This article was written with the help of our summer student, Erin! Erin is working with Dr. Finlay’s lab in Regina this summer.
Let’s be honest… when we think of Saskatchewan, “fascinating” probably isn’t the first word that comes to mind. Especially if you’re from one of Canada’s bigger provinces like Ontario or Quebec, Saskatchewan might fly under the radar for you!
We’ll admit that it was the same for us until we working with Dr. Kerri Finlay at the University of Regina. Since then, though, we’ve learned that there’s a lot more to Saskatchewan than we previously thought!
Want to learn more?
You can check out Dr. Kerri Finlay’s website here.
Here are three reasons why Saskatchewan is arguably one of Canada’s coolest and most underrated provinces.
1. Saskatchewan is home to the “Dead Sea of Canada”
We had no idea that Saskatchewan had naturally saline lakes until very recently. Take for example Little Manitou Lake- it’s five times saltier than the ocean.

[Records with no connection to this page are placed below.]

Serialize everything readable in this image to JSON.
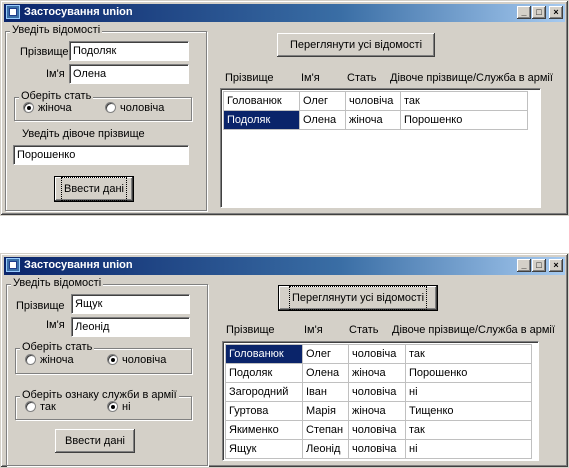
{
  "window1": {
    "title": "Застосування union",
    "controls": {
      "minimize": "_",
      "maximize": "□",
      "close": "×"
    },
    "input_group_label": "Уведіть відомості",
    "surname_label": "Прізвище",
    "surname_value": "Подоляк",
    "name_label": "Ім'я",
    "name_value": "Олена",
    "gender_group_label": "Оберіть стать",
    "gender_female": "жіноча",
    "gender_male": "чоловіча",
    "maiden_prompt": "Уведіть дівоче прізвище",
    "maiden_value": "Порошенко",
    "submit_button": "Ввести дані",
    "view_all_button": "Переглянути усі відомості",
    "columns": [
      "Прізвище",
      "Ім'я",
      "Стать",
      "Дівоче прізвище/Служба в армії"
    ],
    "rows": [
      [
        "Голованюк",
        "Олег",
        "чоловіча",
        "так"
      ],
      [
        "Подоляк",
        "Олена",
        "жіноча",
        "Порошенко"
      ]
    ]
  },
  "window2": {
    "title": "Застосування union",
    "controls": {
      "minimize": "_",
      "maximize": "□",
      "close": "×"
    },
    "input_group_label": "Уведіть відомості",
    "surname_label": "Прізвище",
    "surname_value": "Ящук",
    "name_label": "Ім'я",
    "name_value": "Леонід",
    "gender_group_label": "Оберіть стать",
    "gender_female": "жіноча",
    "gender_male": "чоловіча",
    "army_group_label": "Оберіть ознаку служби в армії",
    "army_yes": "так",
    "army_no": "ні",
    "submit_button": "Ввести дані",
    "view_all_button": "Переглянути усі відомості",
    "columns": [
      "Прізвище",
      "Ім'я",
      "Стать",
      "Дівоче прізвище/Служба в армії"
    ],
    "rows": [
      [
        "Голованюк",
        "Олег",
        "чоловіча",
        "так"
      ],
      [
        "Подоляк",
        "Олена",
        "жіноча",
        "Порошенко"
      ],
      [
        "Загородний",
        "Іван",
        "чоловіча",
        "ні"
      ],
      [
        "Гуртова",
        "Марія",
        "жіноча",
        "Тищенко"
      ],
      [
        "Якименко",
        "Степан",
        "чоловіча",
        "так"
      ],
      [
        "Ящук",
        "Леонід",
        "чоловіча",
        "ні"
      ]
    ]
  }
}
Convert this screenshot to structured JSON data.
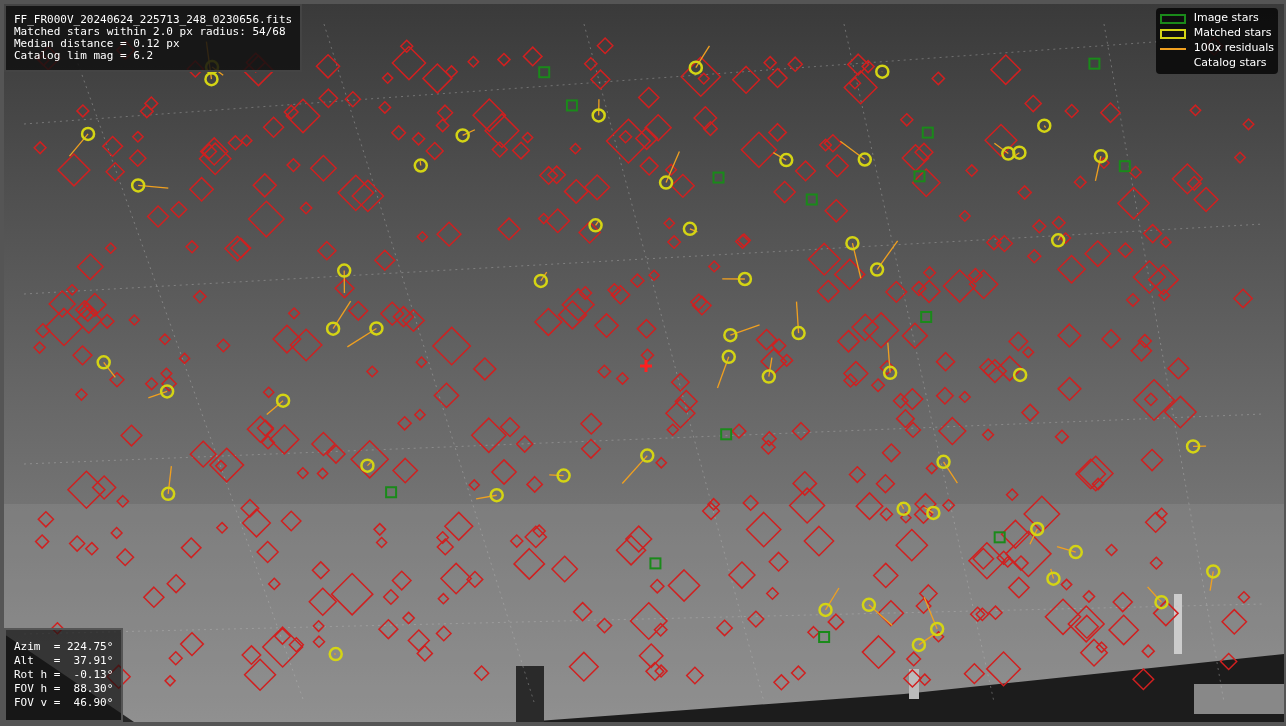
{
  "info_panel": {
    "lines": [
      "FF_FR000V_20240624_225713_248_0230656.fits",
      "Matched stars within 2.0 px radius: 54/68",
      "Median distance = 0.12 px",
      "Catalog lim mag = 6.2"
    ]
  },
  "legend": [
    {
      "label": "Image stars",
      "color": "#1a8a1a"
    },
    {
      "kind": "matched",
      "label": "Matched stars",
      "color": "#d4d414"
    },
    {
      "kind": "residual",
      "label": "100x residuals",
      "color": "#f0a020"
    },
    {
      "kind": "catalog",
      "label": "Catalog stars",
      "color": "#d02020"
    }
  ],
  "pointing_panel": {
    "lines": [
      "Azim  = 224.75°",
      "Alt   =  37.91°",
      "Rot h =  -0.13°",
      "FOV h =  88.30°",
      "FOV v =  46.90°"
    ]
  }
}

Not only that, but since Little Manitou Lake is spring-fed, it’s high in minerals like sodium, magnesium and potassium. Because of this, it’s thought to have special healing properties, although we’re not sure if the science backs this up. Additionally, the water’s high mineral content means that its unusually dense, and extremely easy to float in as a result!
You can check out some of the observations recorded in Saskatchewan here.
2. Dugouts are so cool!
Dugouts are man-made reservoirs that are common in Saskatchewan, Manitoba and parts of Alberta.
Dr. Finlay’s lab at the University of Regina has been conducting research on hundreds of dugouts in Saskatchewan for the past few years. As it turns out, many dugouts act as sinks for nitrous oxide. This is important, since nitrous oxide is a powerful greenhouse gas!
Dr. Finlay’s lab is still doing a ton of research on dugouts to evaluate their potential to act as carbon offsets and how to control methane produced by dugouts, but this preliminary research is incredibly exciting, especially as the effects of climate change continue to intensify.
Dr. Finlay’s lab is also looking at how the water in dugouts affects cattle, as dugouts are used as a water source for livestock as well as irrigation. The high salinity in Saskatchewan soils can have life or death consequences for livestock; too much sulfate leaching into dugouts can easily cause livestock to become very sick and die. Water in dugouts also experiences cyanobacteria blooms (or blue-green algae), which produces a deadly toxin that is dangerous for people and animals.
We can’t wait to learn more about dugouts in the coming months and years!
3. It has some pretty unique invasive species… like wild boars!
Wild boars, also known as feral swine or wild pigs, are native to Eurasia and Northern Africa but are extremely invasive throughout Saskatchewan and Western Canada.
While an invasion of wild pigs sounds like something out of a scary movie, things didn’t quite happen in such a scary way. Unfortunately, some individual boars escaped after attempts were made to diversify agricultural species during the 1980s and 1990s. Because of their intelligence, hardiness and adaptability, wild boars quickly situated themselves into various ecological niches throughout the prairies provinces. Today, they can be found in grassland, wetland and forest habitats to name a few!
Their ability to survive harsh winters and summers combined with their voracious omnivore diet makes this species incredibly destructive. They also carry pathogens (bacteria, parasites & viruses) which threaten domestic swine with disease.
They’re also really, really big- wild boars can weigh between 90 – 120 kg! Because of this, care must be taken when in an area where a lot of boars are known to live. Along with being very strong & fast, boars have razor sharp tusks that can be fatal to humans, pets and other animals.
You can get up to date information and maps of known hot spots on the Canadian Wild Pig Research Project – CWPRG Facebook page.
If you spot a wild boar in Saskatchewan, please call 1-833-PIGSPOT (833-744-7768).
All about our work in Saskatchewan
Starting this year, we’re working on a 5-year long project with Dr. Finlay and the University of Regina. Learn more about it!